SUPPLIED MATERIAL
_ _ _ _

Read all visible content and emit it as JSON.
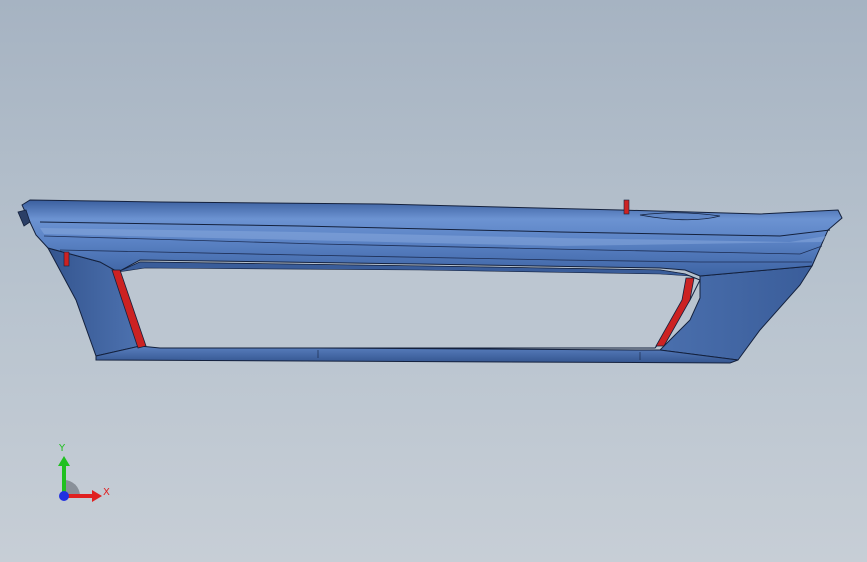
{
  "viewport": {
    "background_top": "#a6b3c2",
    "background_bottom": "#c7ced6"
  },
  "model": {
    "part": "bumper",
    "body_color": "#4d73b0",
    "body_dark_color": "#2f4f86",
    "edge_color": "#14213d",
    "highlight_color": "#8fb0e0",
    "accent_color": "#cc2222"
  },
  "triad": {
    "x_label": "X",
    "y_label": "Y",
    "x_color": "#e02020",
    "y_color": "#20c020",
    "z_color": "#2030e0"
  }
}
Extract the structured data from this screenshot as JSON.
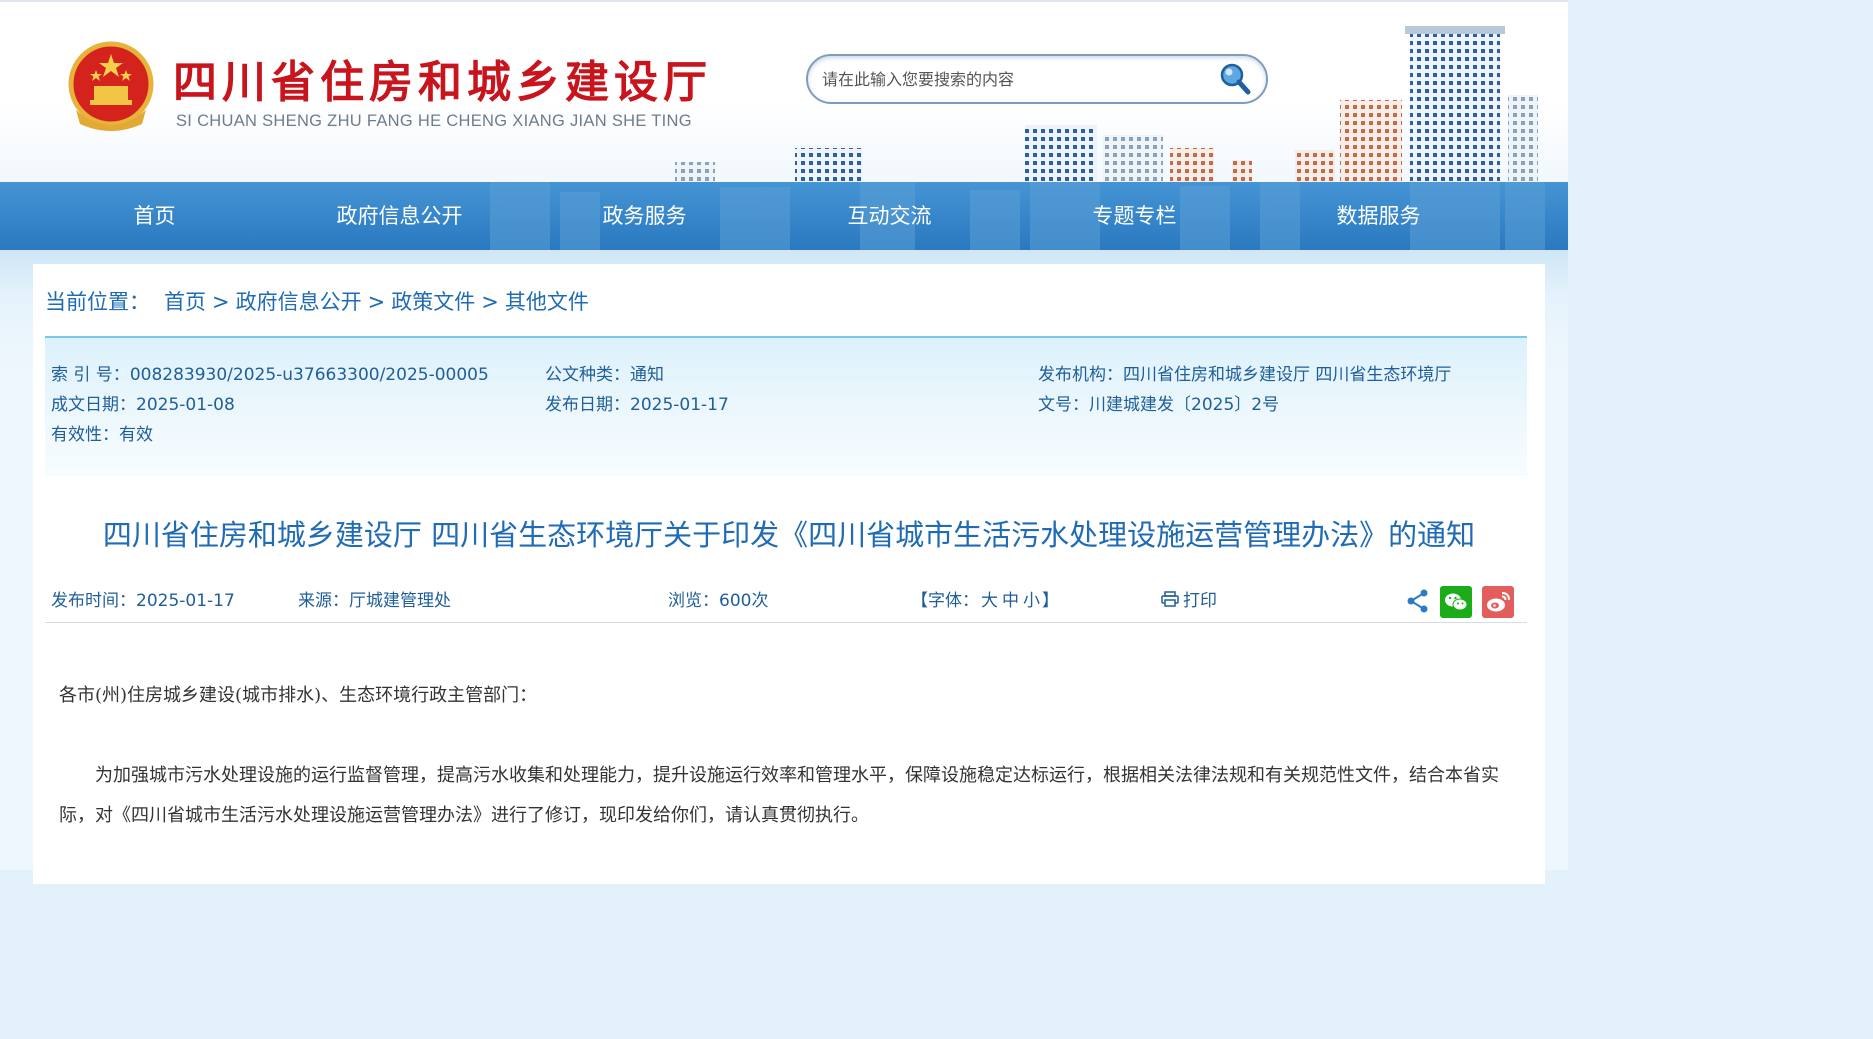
{
  "header": {
    "site_title": "四川省住房和城乡建设厅",
    "site_pinyin": "SI CHUAN SHENG ZHU FANG HE CHENG XIANG JIAN SHE TING",
    "search_placeholder": "请在此输入您要搜索的内容",
    "brand_red": "#c8151d",
    "nav_blue": "#2f82c6"
  },
  "nav": {
    "items": [
      "首页",
      "政府信息公开",
      "政务服务",
      "互动交流",
      "专题专栏",
      "数据服务"
    ]
  },
  "breadcrumb": {
    "label": "当前位置：",
    "items": [
      "首页",
      "政府信息公开",
      "政策文件",
      "其他文件"
    ],
    "separator": ">"
  },
  "meta": {
    "index_no_label": "索 引 号：",
    "index_no": "008283930/2025-u37663300/2025-00005",
    "doc_type_label": "公文种类：",
    "doc_type": "通知",
    "publisher_label": "发布机构：",
    "publisher": "四川省住房和城乡建设厅 四川省生态环境厅",
    "created_label": "成文日期：",
    "created": "2025-01-08",
    "published_label": "发布日期：",
    "published": "2025-01-17",
    "doc_no_label": "文号：",
    "doc_no": "川建城建发〔2025〕2号",
    "validity_label": "有效性：",
    "validity": "有效"
  },
  "article": {
    "title": "四川省住房和城乡建设厅 四川省生态环境厅关于印发《四川省城市生活污水处理设施运营管理办法》的通知",
    "publish_time_label": "发布时间：",
    "publish_time": "2025-01-17",
    "source_label": "来源：",
    "source": "厅城建管理处",
    "views_label": "浏览：",
    "views": "600次",
    "font_label": "【字体：",
    "font_large": "大",
    "font_medium": "中",
    "font_small": "小",
    "font_close": "】",
    "print_label": "打印",
    "salutation": "各市(州)住房城乡建设(城市排水)、生态环境行政主管部门：",
    "paragraph_1": "为加强城市污水处理设施的运行监督管理，提高污水收集和处理能力，提升设施运行效率和管理水平，保障设施稳定达标运行，根据相关法律法规和有关规范性文件，结合本省实际，对《四川省城市生活污水处理设施运营管理办法》进行了修订，现印发给你们，请认真贯彻执行。"
  },
  "icons": {
    "emblem": "national-emblem-icon",
    "search": "search-icon",
    "share": "share-icon",
    "wechat": "wechat-icon",
    "weibo": "weibo-icon",
    "print": "printer-icon"
  }
}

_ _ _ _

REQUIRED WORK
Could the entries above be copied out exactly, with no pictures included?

OUTPUT BELOW
Read all visible content and emit it as JSON.
{
  "viewport": {
    "background_top": "#a6b3c2",
    "background_bottom": "#c7ced6"
  },
  "model": {
    "part": "bumper",
    "body_color": "#4d73b0",
    "body_dark_color": "#2f4f86",
    "edge_color": "#14213d",
    "highlight_color": "#8fb0e0",
    "accent_color": "#cc2222"
  },
  "triad": {
    "x_label": "X",
    "y_label": "Y",
    "x_color": "#e02020",
    "y_color": "#20c020",
    "z_color": "#2030e0"
  }
}
Extract the structured data from this screenshot as JSON.
{
  "header": {
    "site_title": "四川省住房和城乡建设厅",
    "site_pinyin": "SI CHUAN SHENG ZHU FANG HE CHENG XIANG JIAN SHE TING",
    "search_placeholder": "请在此输入您要搜索的内容",
    "brand_red": "#c8151d",
    "nav_blue": "#2f82c6"
  },
  "nav": {
    "items": [
      "首页",
      "政府信息公开",
      "政务服务",
      "互动交流",
      "专题专栏",
      "数据服务"
    ]
  },
  "breadcrumb": {
    "label": "当前位置：",
    "items": [
      "首页",
      "政府信息公开",
      "政策文件",
      "其他文件"
    ],
    "separator": ">"
  },
  "meta": {
    "index_no_label": "索 引 号：",
    "index_no": "008283930/2025-u37663300/2025-00005",
    "doc_type_label": "公文种类：",
    "doc_type": "通知",
    "publisher_label": "发布机构：",
    "publisher": "四川省住房和城乡建设厅 四川省生态环境厅",
    "created_label": "成文日期：",
    "created": "2025-01-08",
    "published_label": "发布日期：",
    "published": "2025-01-17",
    "doc_no_label": "文号：",
    "doc_no": "川建城建发〔2025〕2号",
    "validity_label": "有效性：",
    "validity": "有效"
  },
  "article": {
    "title": "四川省住房和城乡建设厅 四川省生态环境厅关于印发《四川省城市生活污水处理设施运营管理办法》的通知",
    "publish_time_label": "发布时间：",
    "publish_time": "2025-01-17",
    "source_label": "来源：",
    "source": "厅城建管理处",
    "views_label": "浏览：",
    "views": "600次",
    "font_label": "【字体：",
    "font_large": "大",
    "font_medium": "中",
    "font_small": "小",
    "font_close": "】",
    "print_label": "打印",
    "salutation": "各市(州)住房城乡建设(城市排水)、生态环境行政主管部门：",
    "paragraph_1": "为加强城市污水处理设施的运行监督管理，提高污水收集和处理能力，提升设施运行效率和管理水平，保障设施稳定达标运行，根据相关法律法规和有关规范性文件，结合本省实际，对《四川省城市生活污水处理设施运营管理办法》进行了修订，现印发给你们，请认真贯彻执行。"
  },
  "icons": {
    "emblem": "national-emblem-icon",
    "search": "search-icon",
    "share": "share-icon",
    "wechat": "wechat-icon",
    "weibo": "weibo-icon",
    "print": "printer-icon"
  }
}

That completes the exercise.